At my current company, we are conducting multiple human trials of new cancer drugs. The process is very scientific, there are many unknowns, and it’s exciting to see the progress and the potential to improve patients’ lives. It's very motivating and fulfilling work and I feel fortunate to be a part of that process.
Q: Let’s rewind to 2013: what were your research interests and how did you feel about the opportunity to attend the Lindau Nobel Laureate Meetings?
A: I attended the Lindau Nobel Laureate Meetings early in my scientific career and found it to be highly influential in helping me to define my research focus. At the time, I only really interacted with people in my lab and department, so my focus was quite narrow. It created a bit of a research echo chamber with very little exposure to what else was out there.
Within science, it’s important to have a wider worldview and understand what else is possible. Innovation happens at these intersections of fields so gaining a better understanding of other research areas is invaluable.
Along this line, one of the best experiences of attending Lindau was meeting people in these different fields. I had the opportunity to talk to very talented scientists, people who had won Nobel Prizes obviously, and seeing the raw passion and hearing about different fields and the diversity of it was powerful. It helped open my eyes to what else is out there and I know many of the students that were in the 2013 cohort felt the same way. From that perspective, it helped me refine the direction that I wanted to go.
Q: What was a highlight of your fellowship experience?
A: The experiences that stuck with me most were the casual social gatherings with other students and the Nobel prize winners. One example was visiting Mainau Island on Lake Constance. It was such a unique experience getting to know everyone in these contexts and from the laureates specifically in the way they thought about the world and the scientific process. Specifically, I remember talking to the Nobel Laureate Steven Chu the former U.S. Secretary of Energy only a few months after he finished serving the Obama administration and hearing about his ideas to combat global warming and about his time in the administration. Having these types of conversations at that stage of my career was very inspiring and helped me rethink in many ways how I approached science and about the potential impact, good work can have.
Q: What were some of the commonalities you noticed in your cohort of Mars Fellows?
A: The most universal element was passion.
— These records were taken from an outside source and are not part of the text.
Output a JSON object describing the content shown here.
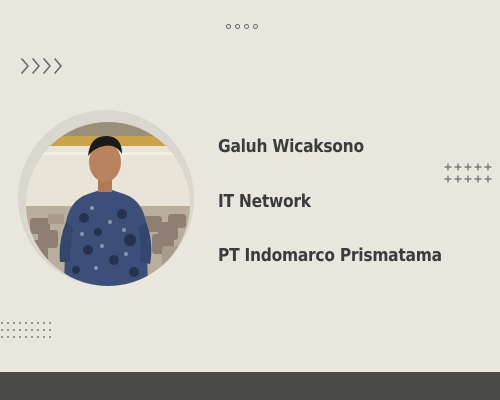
{
  "profile": {
    "name": "Galuh Wicaksono",
    "role": "IT Network",
    "company": "PT Indomarco Prismatama"
  },
  "icons": {
    "top": "four-dots-icon",
    "chevrons": "chevron-right-icon",
    "plus_grid": "plus-grid-icon",
    "dot_grid": "dot-grid-icon"
  },
  "colors": {
    "background": "#e8e6dd",
    "text": "#3c3c3c",
    "decoration": "#6a6a6a",
    "footer": "#4a4a48"
  }
}
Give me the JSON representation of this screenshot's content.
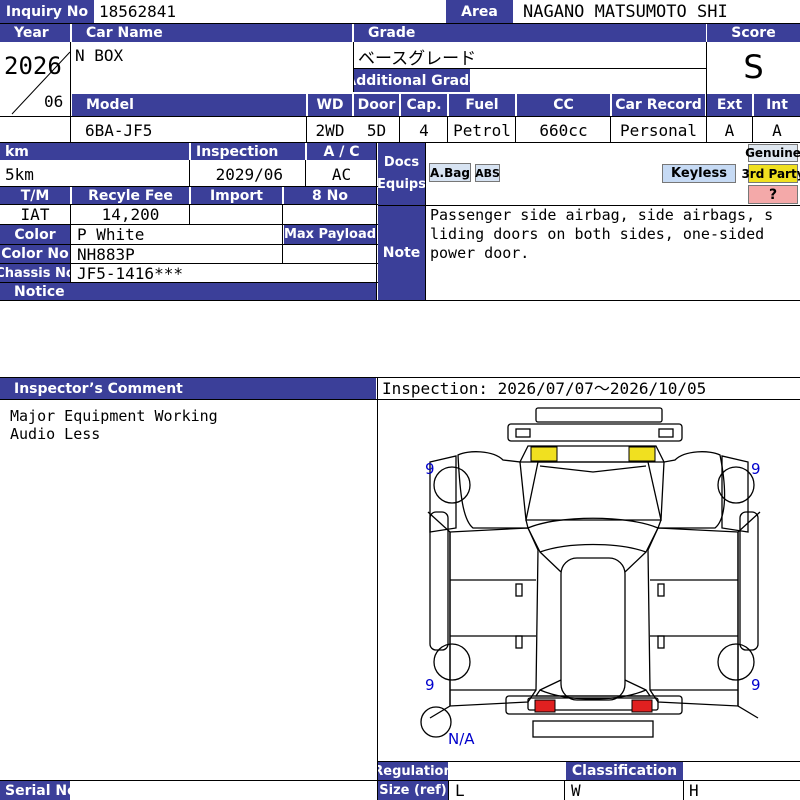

Everyone was so excited about the research they were doing. Anyone who has worked in a lab knows this isn’t always the case especially when funding is sparse or when the job market is tight – so staying positive about the work or even career direction which is often uncertain can weigh on a lot of people. Similarly, so in biotech start-ups. The atmosphere at Lindau was palpable and it was so thrilling to be a part of it. There are good days and of course bad days as a scientist, but attending events like Lindau, getting to talk about your work, learning what others are doing, and finding a common thread is really refreshing. I am grateful to have experienced that, and especially so during that junction of my career as it gave me confidence in the decisions and life path I had taken to that point.
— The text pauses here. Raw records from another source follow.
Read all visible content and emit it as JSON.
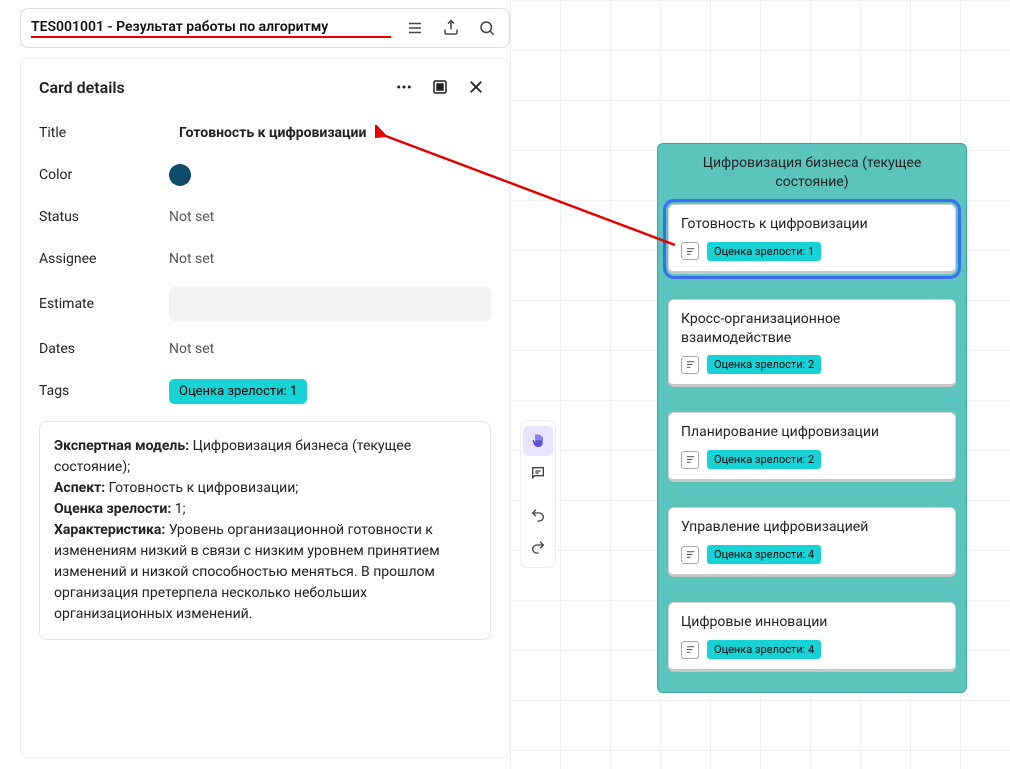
{
  "topbar": {
    "title": "TES001001 - Результат   работы по алгоритму  "
  },
  "panel": {
    "header": "Card details",
    "fields": {
      "title_label": "Title",
      "title_value": "Готовность к цифровизации",
      "color_label": "Color",
      "status_label": "Status",
      "status_value": "Not set",
      "assignee_label": "Assignee",
      "assignee_value": "Not set",
      "estimate_label": "Estimate",
      "estimate_value": "",
      "dates_label": "Dates",
      "dates_value": "Not set",
      "tags_label": "Tags",
      "tags_value": "Оценка зрелости: 1"
    },
    "description": {
      "l1b": "Экспертная модель:",
      "l1t": " Цифровизация бизнеса (текущее состояние);",
      "l2b": "Аспект:",
      "l2t": " Готовность к цифровизации;",
      "l3b": "Оценка зрелости:",
      "l3t": " 1;",
      "l4b": "Характеристика:",
      "l4t": " Уровень организационной готовности к изменениям низкий в связи с низким уровнем принятием изменений и низкой способностью меняться. В прошлом организация претерпела несколько небольших организационных изменений."
    }
  },
  "board": {
    "title": "Цифровизация бизнеса (текущее состояние)",
    "cards": [
      {
        "title": "Готовность к цифровизации",
        "tag": "Оценка зрелости: 1",
        "selected": true
      },
      {
        "title": "Кросс-организационное взаимодействие",
        "tag": "Оценка зрелости: 2",
        "selected": false
      },
      {
        "title": "Планирование цифровизации",
        "tag": "Оценка зрелости: 2",
        "selected": false
      },
      {
        "title": "Управление цифровизацией",
        "tag": "Оценка зрелости: 4",
        "selected": false
      },
      {
        "title": "Цифровые инновации",
        "tag": "Оценка зрелости: 4",
        "selected": false
      }
    ]
  }
}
Q: Why is it important that companies like Mars engage with next-generation scientists like yourself in tackling the world’s great problems?
A: Early-career scientists face a myriad of challenges and yet often do some of the most important scientific work. There can be an aversion to pursuing high-risk projects as an example and Mars and the rest of the private sector offer a critical support mechanism for young scientist in this regard. For me especially, the meeting specifically helped me gain a new perspective and worldview.
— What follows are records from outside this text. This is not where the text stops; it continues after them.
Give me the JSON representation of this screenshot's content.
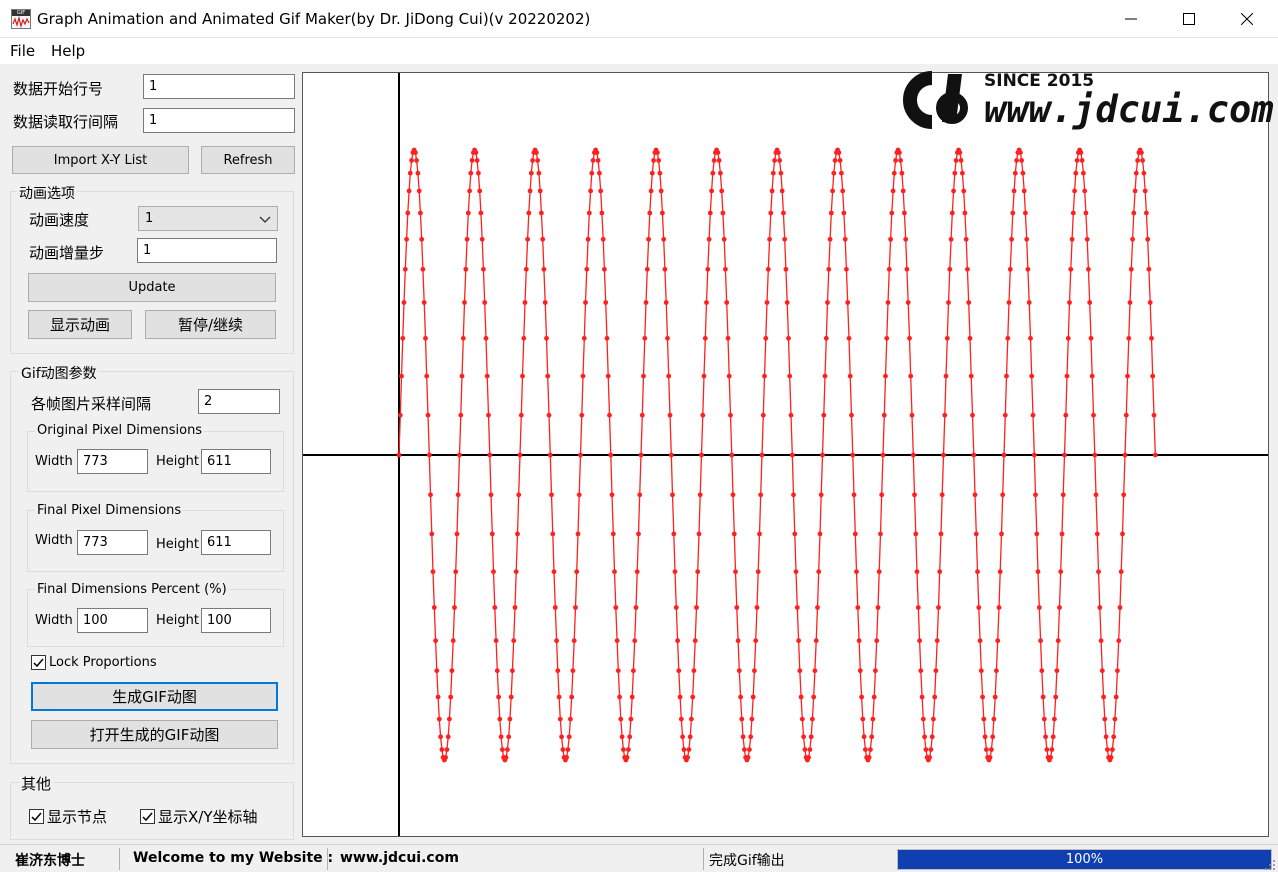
{
  "window": {
    "title": "Graph Animation and Animated Gif Maker(by Dr. JiDong Cui)(v 20220202)",
    "icon_text": "GIF"
  },
  "menu": {
    "file": "File",
    "help": "Help"
  },
  "data_params": {
    "start_row_label": "数据开始行号",
    "start_row_value": "1",
    "row_interval_label": "数据读取行间隔",
    "row_interval_value": "1",
    "import_button": "Import X-Y List",
    "refresh_button": "Refresh"
  },
  "animation_options": {
    "group_title": "动画选项",
    "speed_label": "动画速度",
    "speed_value": "1",
    "step_label": "动画增量步",
    "step_value": "1",
    "update_button": "Update",
    "show_button": "显示动画",
    "pause_button": "暂停/继续"
  },
  "gif_params": {
    "group_title": "Gif动图参数",
    "frame_interval_label": "各帧图片采样间隔",
    "frame_interval_value": "2",
    "original": {
      "title": "Original Pixel Dimensions",
      "width_label": "Width",
      "width_value": "773",
      "height_label": "Height",
      "height_value": "611"
    },
    "final": {
      "title": "Final Pixel Dimensions",
      "width_label": "Width",
      "width_value": "773",
      "height_label": "Height",
      "height_value": "611"
    },
    "percent": {
      "title": "Final Dimensions Percent (%)",
      "width_label": "Width",
      "width_value": "100",
      "height_label": "Height",
      "height_value": "100"
    },
    "lock_label": "Lock Proportions",
    "lock_checked": true,
    "generate_button": "生成GIF动图",
    "open_button": "打开生成的GIF动图"
  },
  "other": {
    "group_title": "其他",
    "show_nodes_label": "显示节点",
    "show_nodes_checked": true,
    "show_axes_label": "显示X/Y坐标轴",
    "show_axes_checked": true
  },
  "watermark": {
    "since": "SINCE 2015",
    "url": "www.jdcui.com"
  },
  "status": {
    "author": "崔济东博士",
    "welcome": "Welcome to my Website :",
    "website": "www.jdcui.com",
    "message": "完成Gif输出",
    "progress_percent": 100,
    "progress_text": "100%"
  },
  "colors": {
    "curve": "#ff2020",
    "axis": "#000000",
    "progress": "#0f3fb0"
  },
  "chart_data": {
    "type": "line",
    "title": "",
    "xlabel": "",
    "ylabel": "",
    "cycles": 12.5,
    "points_per_cycle": 48,
    "amplitude": 1,
    "show_markers": true,
    "show_axes": true,
    "grid": false
  }
}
To learn more about the unique partnership between Mars and the Lindau Nobel Laureate Meetings, check out the below infographic video providing a snapshot of our collaboration through the years.